§ **What you need to do**
Repeat each entry as written and leave the images out of the copy.

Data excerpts
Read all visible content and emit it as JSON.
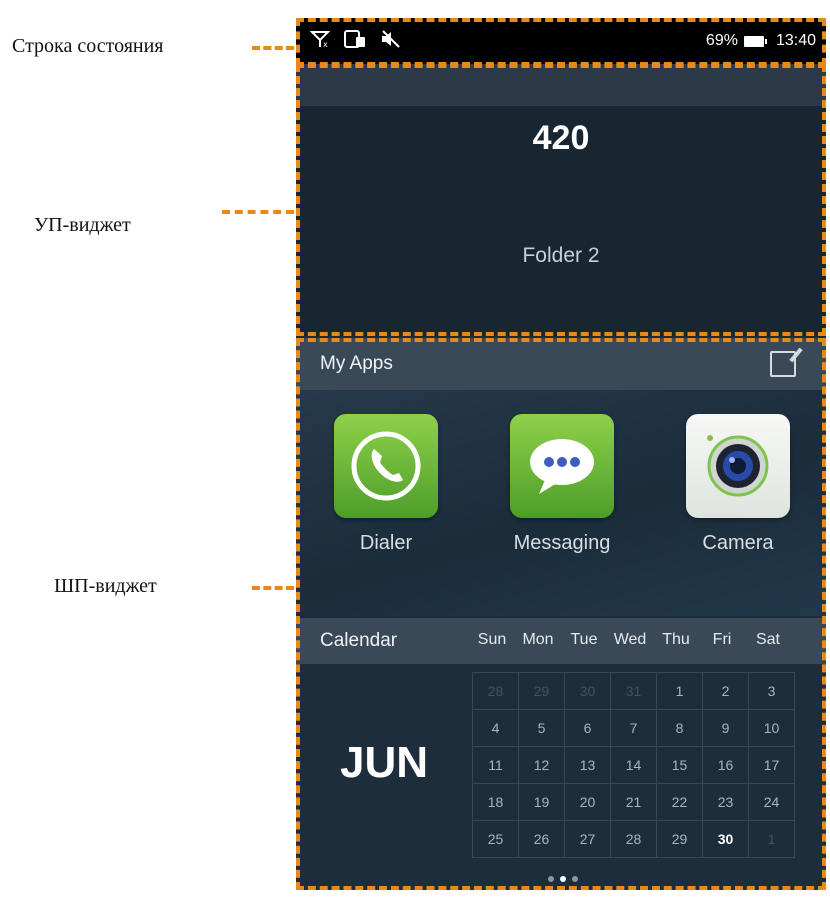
{
  "annotations": {
    "status_bar_label": "Строка состояния",
    "up_widget_label": "УП-виджет",
    "shp_widget_label": "ШП-виджет"
  },
  "status_bar": {
    "battery_text": "69%",
    "time": "13:40",
    "icons": [
      "no-signal-icon",
      "sim-icon",
      "mute-icon",
      "battery-icon"
    ]
  },
  "folder_widget": {
    "count": "420",
    "name": "Folder 2"
  },
  "apps_widget": {
    "title": "My Apps",
    "edit_icon": "edit-icon",
    "apps": [
      {
        "label": "Dialer",
        "icon": "phone-icon"
      },
      {
        "label": "Messaging",
        "icon": "chat-bubble-icon"
      },
      {
        "label": "Camera",
        "icon": "camera-icon"
      }
    ]
  },
  "calendar_widget": {
    "title": "Calendar",
    "days_of_week": [
      "Sun",
      "Mon",
      "Tue",
      "Wed",
      "Thu",
      "Fri",
      "Sat"
    ],
    "month": "JUN",
    "weeks": [
      [
        "28",
        "29",
        "30",
        "31",
        "1",
        "2",
        "3"
      ],
      [
        "4",
        "5",
        "6",
        "7",
        "8",
        "9",
        "10"
      ],
      [
        "11",
        "12",
        "13",
        "14",
        "15",
        "16",
        "17"
      ],
      [
        "18",
        "19",
        "20",
        "21",
        "22",
        "23",
        "24"
      ],
      [
        "25",
        "26",
        "27",
        "28",
        "29",
        "30",
        "1"
      ]
    ],
    "today": "30",
    "page_count": 3,
    "active_page": 2
  },
  "colors": {
    "annotation_dash": "#e88a1a",
    "widget_header": "#3a4957",
    "widget_body": "#1d2d3b"
  }
}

§ **Response to this task**
Read all visible content and emit it as JSON.
{
  "annotations": {
    "status_bar_label": "Строка состояния",
    "up_widget_label": "УП-виджет",
    "shp_widget_label": "ШП-виджет"
  },
  "status_bar": {
    "battery_text": "69%",
    "time": "13:40",
    "icons": [
      "no-signal-icon",
      "sim-icon",
      "mute-icon",
      "battery-icon"
    ]
  },
  "folder_widget": {
    "count": "420",
    "name": "Folder 2"
  },
  "apps_widget": {
    "title": "My Apps",
    "edit_icon": "edit-icon",
    "apps": [
      {
        "label": "Dialer",
        "icon": "phone-icon"
      },
      {
        "label": "Messaging",
        "icon": "chat-bubble-icon"
      },
      {
        "label": "Camera",
        "icon": "camera-icon"
      }
    ]
  },
  "calendar_widget": {
    "title": "Calendar",
    "days_of_week": [
      "Sun",
      "Mon",
      "Tue",
      "Wed",
      "Thu",
      "Fri",
      "Sat"
    ],
    "month": "JUN",
    "weeks": [
      [
        "28",
        "29",
        "30",
        "31",
        "1",
        "2",
        "3"
      ],
      [
        "4",
        "5",
        "6",
        "7",
        "8",
        "9",
        "10"
      ],
      [
        "11",
        "12",
        "13",
        "14",
        "15",
        "16",
        "17"
      ],
      [
        "18",
        "19",
        "20",
        "21",
        "22",
        "23",
        "24"
      ],
      [
        "25",
        "26",
        "27",
        "28",
        "29",
        "30",
        "1"
      ]
    ],
    "today": "30",
    "page_count": 3,
    "active_page": 2
  },
  "colors": {
    "annotation_dash": "#e88a1a",
    "widget_header": "#3a4957",
    "widget_body": "#1d2d3b"
  }
}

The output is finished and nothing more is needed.